I am in awe of the love that the staff showed to us, but most importantly to Marvella.

The last couple hours of her life were the hardest moments of our life, moments that no parent should ever have to go through. She started to have seizures and would stop breathing at times.

It was very hard for me the first couple weeks after her death, having to remember her struggle in the end. But what comforts me now is knowing that through her whole life here in those 44 hours, she was shown nothing but love.

And in her final moments, she was in her mommy's arms where she knew she was safe and loved.

Marvella Jean Love, baby with anencephaly

A photographer came from "Now I Lay Me Down to Sleep", which is an organization where photographers take photos of terminal babies at no cost. We received amazing photos both in the delivery room and after that we will treasure forever.

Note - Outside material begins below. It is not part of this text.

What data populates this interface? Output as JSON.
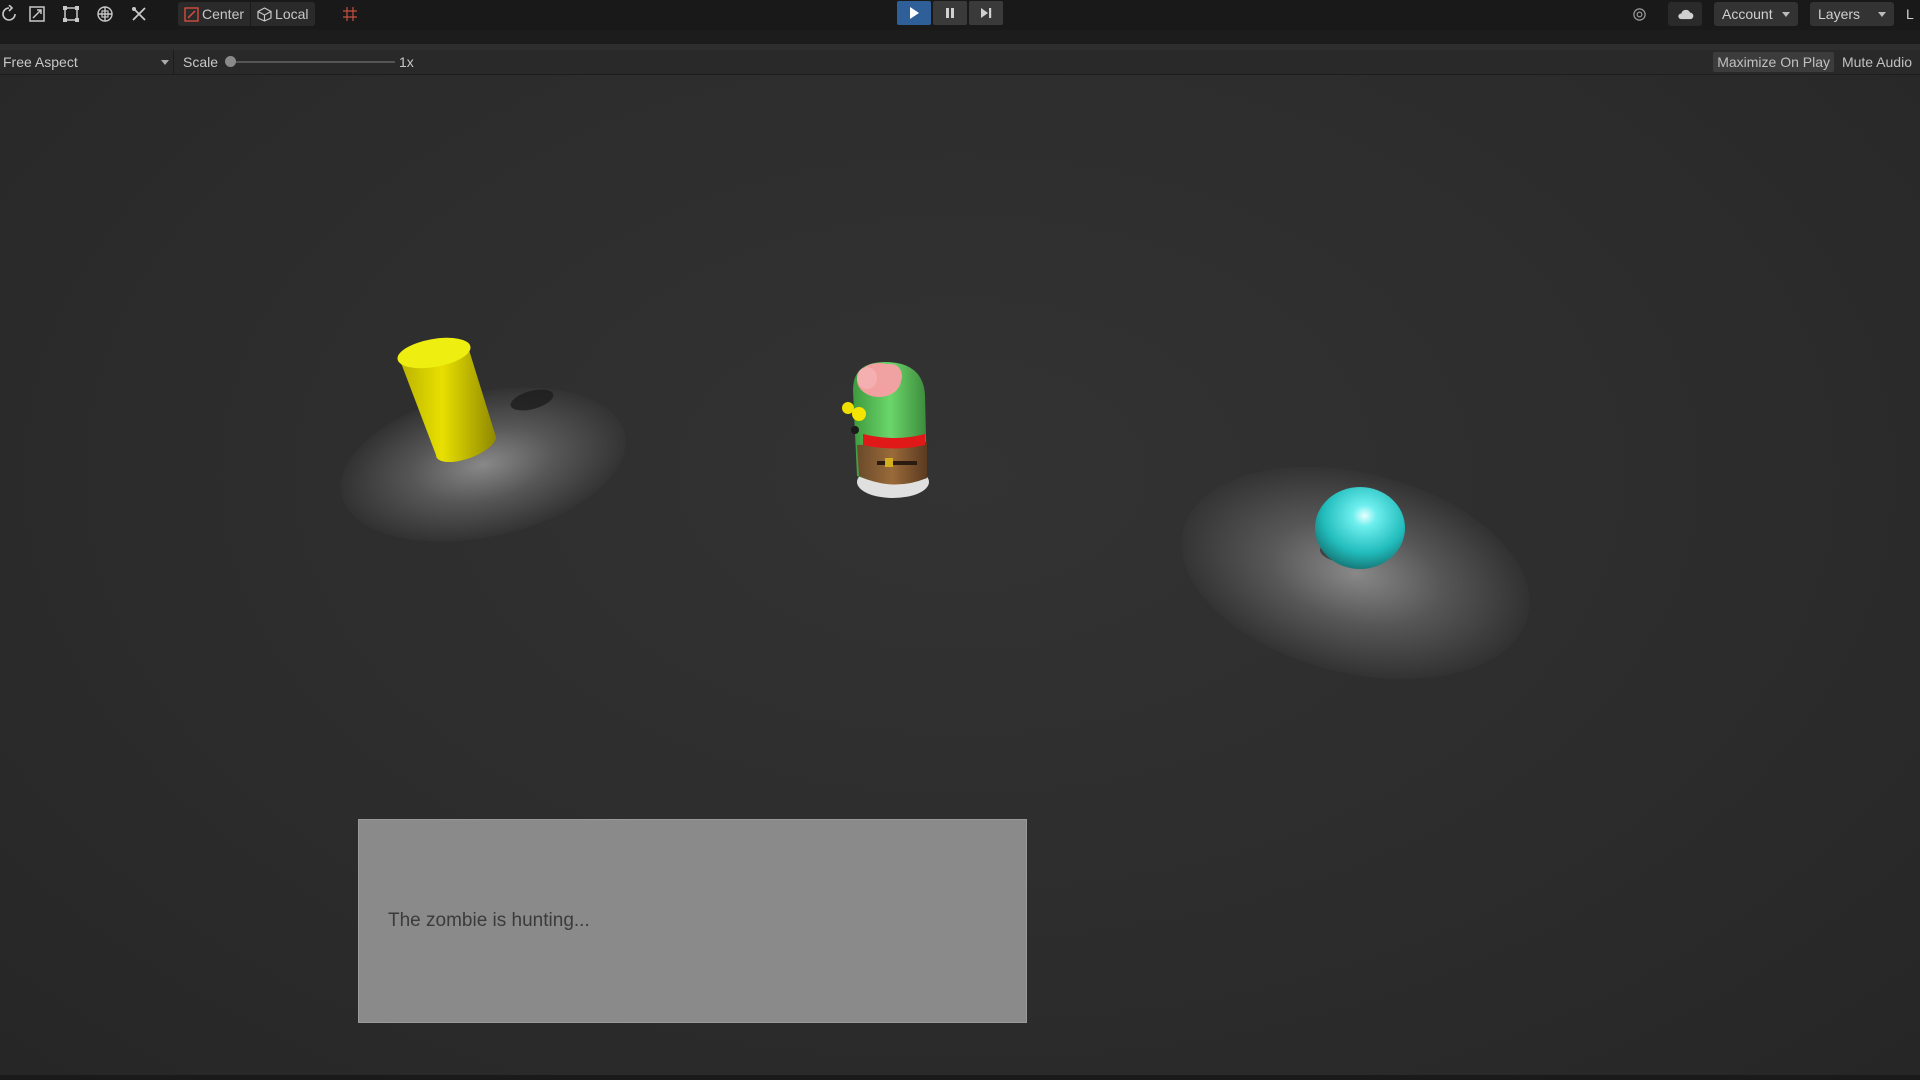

As of today, it is almost 8 weeks since Marvella has passed. The wound is still open and the pain is still strong, but each day is a new day and each day is different. I will continue to move along. I do question God's plan and wonder why we didn't get the miracle we had so fervently prayed for. I constantly ask God, "Why did this have to happen to ME?"

But, Marvella was still a miracle and I am SO thankful for the amount of time that we did get to share with her. I cannot wait until the day I can spend eternity with her. Until then, I want to live my life for her. I want to spread awareness and love for her. After all, Marvella showed me what true, unconditional, never ending love really is.

For anyone else going through this, know that you will be okay one day. I believe that I will be too.

"A time to weep, and a time to laugh; a time to mourn, and a time to dance." - Ecclesiastes 3:4

This is your time to mourn, it is okay.

Please feel free to email me if you ever just need to talk to someone who understands your pain.

Love & Blessings

 

Last updated September 24, 2014